Element data from apps and pages
Segment Open
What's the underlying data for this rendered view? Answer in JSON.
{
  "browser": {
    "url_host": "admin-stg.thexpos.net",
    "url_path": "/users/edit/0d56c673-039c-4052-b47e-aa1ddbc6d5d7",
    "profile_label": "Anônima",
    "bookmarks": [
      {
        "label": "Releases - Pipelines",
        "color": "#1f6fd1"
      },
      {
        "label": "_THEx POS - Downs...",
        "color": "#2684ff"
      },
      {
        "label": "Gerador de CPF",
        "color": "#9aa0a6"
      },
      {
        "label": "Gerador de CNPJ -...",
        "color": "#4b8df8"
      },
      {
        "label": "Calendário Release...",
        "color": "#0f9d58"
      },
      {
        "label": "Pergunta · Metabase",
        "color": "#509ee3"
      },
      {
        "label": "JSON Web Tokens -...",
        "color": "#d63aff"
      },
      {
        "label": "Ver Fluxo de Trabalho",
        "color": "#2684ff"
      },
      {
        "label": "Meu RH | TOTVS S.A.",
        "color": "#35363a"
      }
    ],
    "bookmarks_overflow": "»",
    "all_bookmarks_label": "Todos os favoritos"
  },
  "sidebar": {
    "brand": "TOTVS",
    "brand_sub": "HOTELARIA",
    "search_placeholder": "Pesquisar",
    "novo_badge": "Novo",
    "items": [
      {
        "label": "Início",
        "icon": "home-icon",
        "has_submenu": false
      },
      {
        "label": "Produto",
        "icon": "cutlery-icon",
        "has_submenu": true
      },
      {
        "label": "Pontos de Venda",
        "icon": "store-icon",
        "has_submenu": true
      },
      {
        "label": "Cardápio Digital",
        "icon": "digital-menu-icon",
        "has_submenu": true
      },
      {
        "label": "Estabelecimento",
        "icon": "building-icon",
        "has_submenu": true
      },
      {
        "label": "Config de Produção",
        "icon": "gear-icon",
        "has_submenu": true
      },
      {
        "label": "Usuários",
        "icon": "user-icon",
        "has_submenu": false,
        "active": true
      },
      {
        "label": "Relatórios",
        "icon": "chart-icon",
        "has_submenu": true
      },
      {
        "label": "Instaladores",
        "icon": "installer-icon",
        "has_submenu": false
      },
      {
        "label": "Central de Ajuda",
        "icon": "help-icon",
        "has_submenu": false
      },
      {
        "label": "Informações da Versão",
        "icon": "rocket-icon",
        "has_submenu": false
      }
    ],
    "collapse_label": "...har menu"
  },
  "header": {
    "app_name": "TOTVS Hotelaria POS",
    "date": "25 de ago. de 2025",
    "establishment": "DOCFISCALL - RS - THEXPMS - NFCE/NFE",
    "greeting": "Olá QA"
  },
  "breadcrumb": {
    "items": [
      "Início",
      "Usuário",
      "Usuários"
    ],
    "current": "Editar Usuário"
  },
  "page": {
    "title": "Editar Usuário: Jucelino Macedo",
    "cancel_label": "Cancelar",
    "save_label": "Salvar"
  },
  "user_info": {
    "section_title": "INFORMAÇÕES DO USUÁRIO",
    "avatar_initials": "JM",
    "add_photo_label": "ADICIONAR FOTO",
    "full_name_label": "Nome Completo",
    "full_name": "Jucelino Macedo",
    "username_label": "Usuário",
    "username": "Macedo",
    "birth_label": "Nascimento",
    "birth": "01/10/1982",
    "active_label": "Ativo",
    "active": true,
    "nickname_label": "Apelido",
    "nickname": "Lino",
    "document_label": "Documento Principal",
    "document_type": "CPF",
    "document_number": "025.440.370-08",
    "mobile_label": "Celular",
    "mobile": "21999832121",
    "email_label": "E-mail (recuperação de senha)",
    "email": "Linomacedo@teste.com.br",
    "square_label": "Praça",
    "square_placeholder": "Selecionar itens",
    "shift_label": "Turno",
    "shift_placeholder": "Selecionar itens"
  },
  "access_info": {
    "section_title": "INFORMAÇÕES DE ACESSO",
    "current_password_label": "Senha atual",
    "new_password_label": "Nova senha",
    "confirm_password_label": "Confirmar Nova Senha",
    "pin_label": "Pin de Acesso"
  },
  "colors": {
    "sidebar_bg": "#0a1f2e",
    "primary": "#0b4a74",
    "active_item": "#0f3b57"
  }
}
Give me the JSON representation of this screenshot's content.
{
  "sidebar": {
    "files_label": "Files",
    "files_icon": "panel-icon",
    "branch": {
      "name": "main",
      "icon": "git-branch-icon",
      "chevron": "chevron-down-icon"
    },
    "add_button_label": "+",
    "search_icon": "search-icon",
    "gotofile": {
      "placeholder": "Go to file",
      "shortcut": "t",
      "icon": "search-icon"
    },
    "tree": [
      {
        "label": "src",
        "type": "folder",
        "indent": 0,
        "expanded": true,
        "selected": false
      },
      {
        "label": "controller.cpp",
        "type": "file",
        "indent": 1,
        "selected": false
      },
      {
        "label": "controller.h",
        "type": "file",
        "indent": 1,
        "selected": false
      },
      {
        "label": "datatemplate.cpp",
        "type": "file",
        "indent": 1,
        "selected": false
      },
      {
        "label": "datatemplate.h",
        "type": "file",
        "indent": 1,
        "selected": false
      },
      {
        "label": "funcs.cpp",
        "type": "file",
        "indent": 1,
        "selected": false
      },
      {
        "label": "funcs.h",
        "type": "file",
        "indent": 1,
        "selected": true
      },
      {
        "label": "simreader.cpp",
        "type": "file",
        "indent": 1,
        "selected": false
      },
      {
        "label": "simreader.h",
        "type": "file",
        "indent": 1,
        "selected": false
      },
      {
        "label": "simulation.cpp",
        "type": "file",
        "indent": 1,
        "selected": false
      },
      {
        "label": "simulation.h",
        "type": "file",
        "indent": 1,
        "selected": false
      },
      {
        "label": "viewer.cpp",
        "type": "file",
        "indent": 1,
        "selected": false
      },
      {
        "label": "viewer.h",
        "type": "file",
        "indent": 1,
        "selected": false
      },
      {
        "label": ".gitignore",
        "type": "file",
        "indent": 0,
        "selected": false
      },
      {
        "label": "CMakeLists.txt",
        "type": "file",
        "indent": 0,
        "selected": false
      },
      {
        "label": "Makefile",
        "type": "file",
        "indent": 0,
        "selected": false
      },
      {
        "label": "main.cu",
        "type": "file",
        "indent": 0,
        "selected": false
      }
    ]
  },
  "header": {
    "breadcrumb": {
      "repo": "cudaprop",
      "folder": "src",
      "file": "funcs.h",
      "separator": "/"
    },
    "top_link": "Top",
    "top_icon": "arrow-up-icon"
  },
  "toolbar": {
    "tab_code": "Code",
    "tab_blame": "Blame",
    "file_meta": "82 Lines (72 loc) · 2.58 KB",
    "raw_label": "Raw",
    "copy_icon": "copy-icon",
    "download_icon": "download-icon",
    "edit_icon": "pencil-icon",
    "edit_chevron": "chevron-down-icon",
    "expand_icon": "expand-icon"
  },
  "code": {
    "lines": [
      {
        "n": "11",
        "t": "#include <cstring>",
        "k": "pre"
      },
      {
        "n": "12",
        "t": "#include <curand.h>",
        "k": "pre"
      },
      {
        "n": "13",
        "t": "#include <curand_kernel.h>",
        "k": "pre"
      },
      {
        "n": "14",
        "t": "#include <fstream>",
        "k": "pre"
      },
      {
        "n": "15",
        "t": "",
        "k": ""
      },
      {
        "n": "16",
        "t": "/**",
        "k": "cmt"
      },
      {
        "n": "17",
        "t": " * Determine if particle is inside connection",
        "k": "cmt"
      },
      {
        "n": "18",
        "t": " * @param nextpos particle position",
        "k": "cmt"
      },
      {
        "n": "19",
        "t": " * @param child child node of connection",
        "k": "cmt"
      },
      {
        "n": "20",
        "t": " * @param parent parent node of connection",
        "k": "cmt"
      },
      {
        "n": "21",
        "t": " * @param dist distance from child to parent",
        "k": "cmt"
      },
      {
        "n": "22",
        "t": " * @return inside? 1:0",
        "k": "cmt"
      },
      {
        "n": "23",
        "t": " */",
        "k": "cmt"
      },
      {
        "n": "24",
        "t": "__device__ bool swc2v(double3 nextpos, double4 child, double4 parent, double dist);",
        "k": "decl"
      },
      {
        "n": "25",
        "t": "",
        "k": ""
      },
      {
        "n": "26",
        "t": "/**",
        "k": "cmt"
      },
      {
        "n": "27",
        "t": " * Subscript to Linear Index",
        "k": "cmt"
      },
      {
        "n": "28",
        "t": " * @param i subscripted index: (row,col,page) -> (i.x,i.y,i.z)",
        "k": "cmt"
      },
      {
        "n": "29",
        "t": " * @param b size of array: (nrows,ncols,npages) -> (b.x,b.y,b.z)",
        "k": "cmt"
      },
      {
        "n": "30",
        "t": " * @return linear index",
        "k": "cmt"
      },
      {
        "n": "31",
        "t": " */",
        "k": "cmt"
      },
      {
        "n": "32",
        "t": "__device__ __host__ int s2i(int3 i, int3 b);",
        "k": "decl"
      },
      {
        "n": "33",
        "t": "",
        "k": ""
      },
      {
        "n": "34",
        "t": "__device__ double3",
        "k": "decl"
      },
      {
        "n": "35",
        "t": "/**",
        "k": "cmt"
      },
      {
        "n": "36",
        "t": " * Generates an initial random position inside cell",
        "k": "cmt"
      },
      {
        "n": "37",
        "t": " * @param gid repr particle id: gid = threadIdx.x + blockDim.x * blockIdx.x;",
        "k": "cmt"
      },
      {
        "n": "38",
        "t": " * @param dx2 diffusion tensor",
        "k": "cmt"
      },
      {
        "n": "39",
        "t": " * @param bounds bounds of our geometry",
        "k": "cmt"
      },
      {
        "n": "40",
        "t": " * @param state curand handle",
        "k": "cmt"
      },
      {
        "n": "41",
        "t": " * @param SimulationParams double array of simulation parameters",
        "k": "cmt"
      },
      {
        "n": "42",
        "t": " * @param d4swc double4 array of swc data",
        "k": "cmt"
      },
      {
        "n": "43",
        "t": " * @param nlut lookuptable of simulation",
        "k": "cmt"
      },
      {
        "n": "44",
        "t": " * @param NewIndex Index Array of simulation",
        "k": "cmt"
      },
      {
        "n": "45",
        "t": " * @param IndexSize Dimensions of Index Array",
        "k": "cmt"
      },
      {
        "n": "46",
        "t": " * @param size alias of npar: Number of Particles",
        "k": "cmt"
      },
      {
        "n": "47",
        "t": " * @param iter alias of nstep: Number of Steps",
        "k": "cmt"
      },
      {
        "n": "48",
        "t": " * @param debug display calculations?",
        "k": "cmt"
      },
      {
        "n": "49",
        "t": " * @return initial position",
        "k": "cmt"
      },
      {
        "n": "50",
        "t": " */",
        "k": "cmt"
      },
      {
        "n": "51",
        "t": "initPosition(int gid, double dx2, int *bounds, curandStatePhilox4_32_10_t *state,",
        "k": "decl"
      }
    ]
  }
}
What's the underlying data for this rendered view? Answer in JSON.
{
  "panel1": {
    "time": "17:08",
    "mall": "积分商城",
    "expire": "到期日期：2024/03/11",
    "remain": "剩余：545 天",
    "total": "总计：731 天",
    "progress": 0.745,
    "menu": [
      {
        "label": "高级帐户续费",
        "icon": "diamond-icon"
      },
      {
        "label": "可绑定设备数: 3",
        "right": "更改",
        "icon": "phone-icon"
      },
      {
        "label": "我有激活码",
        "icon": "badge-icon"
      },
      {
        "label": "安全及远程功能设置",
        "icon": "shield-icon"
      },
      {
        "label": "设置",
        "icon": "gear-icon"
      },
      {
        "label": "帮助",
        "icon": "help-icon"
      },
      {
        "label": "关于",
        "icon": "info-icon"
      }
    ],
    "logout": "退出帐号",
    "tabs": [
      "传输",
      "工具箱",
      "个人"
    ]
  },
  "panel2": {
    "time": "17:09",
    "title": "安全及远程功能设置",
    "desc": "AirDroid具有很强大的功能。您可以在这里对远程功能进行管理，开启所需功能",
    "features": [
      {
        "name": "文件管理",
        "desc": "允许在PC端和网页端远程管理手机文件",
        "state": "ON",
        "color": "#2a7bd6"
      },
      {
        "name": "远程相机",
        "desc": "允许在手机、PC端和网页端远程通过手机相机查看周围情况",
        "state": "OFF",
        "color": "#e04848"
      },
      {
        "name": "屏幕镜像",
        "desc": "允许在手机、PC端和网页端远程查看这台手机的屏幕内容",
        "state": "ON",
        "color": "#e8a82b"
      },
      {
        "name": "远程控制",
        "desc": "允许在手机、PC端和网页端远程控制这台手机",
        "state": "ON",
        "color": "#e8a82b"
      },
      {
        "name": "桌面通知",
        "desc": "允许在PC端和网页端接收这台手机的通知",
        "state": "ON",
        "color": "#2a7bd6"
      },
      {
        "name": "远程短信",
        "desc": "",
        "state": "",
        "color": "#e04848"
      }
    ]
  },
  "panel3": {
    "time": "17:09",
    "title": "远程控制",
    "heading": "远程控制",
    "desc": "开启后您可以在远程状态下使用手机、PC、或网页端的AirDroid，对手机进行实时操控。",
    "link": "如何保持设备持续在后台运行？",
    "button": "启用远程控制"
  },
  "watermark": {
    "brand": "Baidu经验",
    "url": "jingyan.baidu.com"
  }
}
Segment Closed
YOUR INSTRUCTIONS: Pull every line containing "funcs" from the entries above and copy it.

RESPONSE BELOW:
        "label": "funcs.cpp",
        "label": "funcs.h",
      "file": "funcs.h",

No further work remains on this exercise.